* Supplied records
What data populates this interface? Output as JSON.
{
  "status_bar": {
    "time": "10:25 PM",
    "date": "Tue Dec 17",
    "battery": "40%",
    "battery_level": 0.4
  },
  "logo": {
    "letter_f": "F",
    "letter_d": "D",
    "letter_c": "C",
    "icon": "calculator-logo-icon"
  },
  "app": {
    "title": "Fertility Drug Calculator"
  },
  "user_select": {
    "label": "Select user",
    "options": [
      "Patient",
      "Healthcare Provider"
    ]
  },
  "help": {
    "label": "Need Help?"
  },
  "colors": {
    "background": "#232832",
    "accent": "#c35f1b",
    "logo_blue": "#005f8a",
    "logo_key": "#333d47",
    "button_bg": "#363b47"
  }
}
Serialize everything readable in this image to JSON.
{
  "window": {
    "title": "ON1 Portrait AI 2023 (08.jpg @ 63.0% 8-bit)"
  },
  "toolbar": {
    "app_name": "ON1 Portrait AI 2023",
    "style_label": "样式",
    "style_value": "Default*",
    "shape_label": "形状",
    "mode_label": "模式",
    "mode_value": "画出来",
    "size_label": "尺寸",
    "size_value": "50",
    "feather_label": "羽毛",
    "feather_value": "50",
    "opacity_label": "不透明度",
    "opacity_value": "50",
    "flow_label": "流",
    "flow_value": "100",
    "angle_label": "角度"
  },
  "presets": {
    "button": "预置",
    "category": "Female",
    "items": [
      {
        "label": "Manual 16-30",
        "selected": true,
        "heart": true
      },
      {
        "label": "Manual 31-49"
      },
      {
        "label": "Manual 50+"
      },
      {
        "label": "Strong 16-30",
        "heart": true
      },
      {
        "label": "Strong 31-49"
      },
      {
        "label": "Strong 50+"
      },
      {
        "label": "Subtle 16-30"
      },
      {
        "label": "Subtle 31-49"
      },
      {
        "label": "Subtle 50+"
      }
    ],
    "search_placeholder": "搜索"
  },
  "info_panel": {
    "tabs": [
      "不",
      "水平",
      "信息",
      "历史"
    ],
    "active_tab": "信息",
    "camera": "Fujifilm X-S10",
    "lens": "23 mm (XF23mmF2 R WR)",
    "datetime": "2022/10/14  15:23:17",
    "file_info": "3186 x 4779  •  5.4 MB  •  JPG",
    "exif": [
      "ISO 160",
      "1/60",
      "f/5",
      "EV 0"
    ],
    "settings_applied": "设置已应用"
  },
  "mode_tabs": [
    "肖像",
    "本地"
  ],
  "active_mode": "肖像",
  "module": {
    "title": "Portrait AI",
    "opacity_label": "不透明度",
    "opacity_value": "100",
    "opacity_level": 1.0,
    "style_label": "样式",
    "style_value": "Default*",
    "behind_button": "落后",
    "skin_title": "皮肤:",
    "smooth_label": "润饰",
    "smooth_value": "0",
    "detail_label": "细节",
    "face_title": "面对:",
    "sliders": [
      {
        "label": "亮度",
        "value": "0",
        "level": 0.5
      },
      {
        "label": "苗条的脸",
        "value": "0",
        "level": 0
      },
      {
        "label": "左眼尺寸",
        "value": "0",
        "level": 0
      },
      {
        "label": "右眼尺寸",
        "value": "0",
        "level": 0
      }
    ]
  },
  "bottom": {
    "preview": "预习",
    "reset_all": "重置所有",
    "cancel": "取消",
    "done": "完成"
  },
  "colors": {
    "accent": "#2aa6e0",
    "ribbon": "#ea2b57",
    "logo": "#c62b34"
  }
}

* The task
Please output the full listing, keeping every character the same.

* Exercise response
What data populates this interface? Output as JSON.
{
  "status_bar": {
    "time": "10:25 PM",
    "date": "Tue Dec 17",
    "battery": "40%",
    "battery_level": 0.4
  },
  "logo": {
    "letter_f": "F",
    "letter_d": "D",
    "letter_c": "C",
    "icon": "calculator-logo-icon"
  },
  "app": {
    "title": "Fertility Drug Calculator"
  },
  "user_select": {
    "label": "Select user",
    "options": [
      "Patient",
      "Healthcare Provider"
    ]
  },
  "help": {
    "label": "Need Help?"
  },
  "colors": {
    "background": "#232832",
    "accent": "#c35f1b",
    "logo_blue": "#005f8a",
    "logo_key": "#333d47",
    "button_bg": "#363b47"
  }
}
Serialize everything readable in this image to JSON.
{
  "window": {
    "title": "ON1 Portrait AI 2023 (08.jpg @ 63.0% 8-bit)"
  },
  "toolbar": {
    "app_name": "ON1 Portrait AI 2023",
    "style_label": "样式",
    "style_value": "Default*",
    "shape_label": "形状",
    "mode_label": "模式",
    "mode_value": "画出来",
    "size_label": "尺寸",
    "size_value": "50",
    "feather_label": "羽毛",
    "feather_value": "50",
    "opacity_label": "不透明度",
    "opacity_value": "50",
    "flow_label": "流",
    "flow_value": "100",
    "angle_label": "角度"
  },
  "presets": {
    "button": "预置",
    "category": "Female",
    "items": [
      {
        "label": "Manual 16-30",
        "selected": true,
        "heart": true
      },
      {
        "label": "Manual 31-49"
      },
      {
        "label": "Manual 50+"
      },
      {
        "label": "Strong 16-30",
        "heart": true
      },
      {
        "label": "Strong 31-49"
      },
      {
        "label": "Strong 50+"
      },
      {
        "label": "Subtle 16-30"
      },
      {
        "label": "Subtle 31-49"
      },
      {
        "label": "Subtle 50+"
      }
    ],
    "search_placeholder": "搜索"
  },
  "info_panel": {
    "tabs": [
      "不",
      "水平",
      "信息",
      "历史"
    ],
    "active_tab": "信息",
    "camera": "Fujifilm X-S10",
    "lens": "23 mm (XF23mmF2 R WR)",
    "datetime": "2022/10/14  15:23:17",
    "file_info": "3186 x 4779  •  5.4 MB  •  JPG",
    "exif": [
      "ISO 160",
      "1/60",
      "f/5",
      "EV 0"
    ],
    "settings_applied": "设置已应用"
  },
  "mode_tabs": [
    "肖像",
    "本地"
  ],
  "active_mode": "肖像",
  "module": {
    "title": "Portrait AI",
    "opacity_label": "不透明度",
    "opacity_value": "100",
    "opacity_level": 1.0,
    "style_label": "样式",
    "style_value": "Default*",
    "behind_button": "落后",
    "skin_title": "皮肤:",
    "smooth_label": "润饰",
    "smooth_value": "0",
    "detail_label": "细节",
    "face_title": "面对:",
    "sliders": [
      {
        "label": "亮度",
        "value": "0",
        "level": 0.5
      },
      {
        "label": "苗条的脸",
        "value": "0",
        "level": 0
      },
      {
        "label": "左眼尺寸",
        "value": "0",
        "level": 0
      },
      {
        "label": "右眼尺寸",
        "value": "0",
        "level": 0
      }
    ]
  },
  "bottom": {
    "preview": "预习",
    "reset_all": "重置所有",
    "cancel": "取消",
    "done": "完成"
  },
  "colors": {
    "accent": "#2aa6e0",
    "ribbon": "#ea2b57",
    "logo": "#c62b34"
  }
}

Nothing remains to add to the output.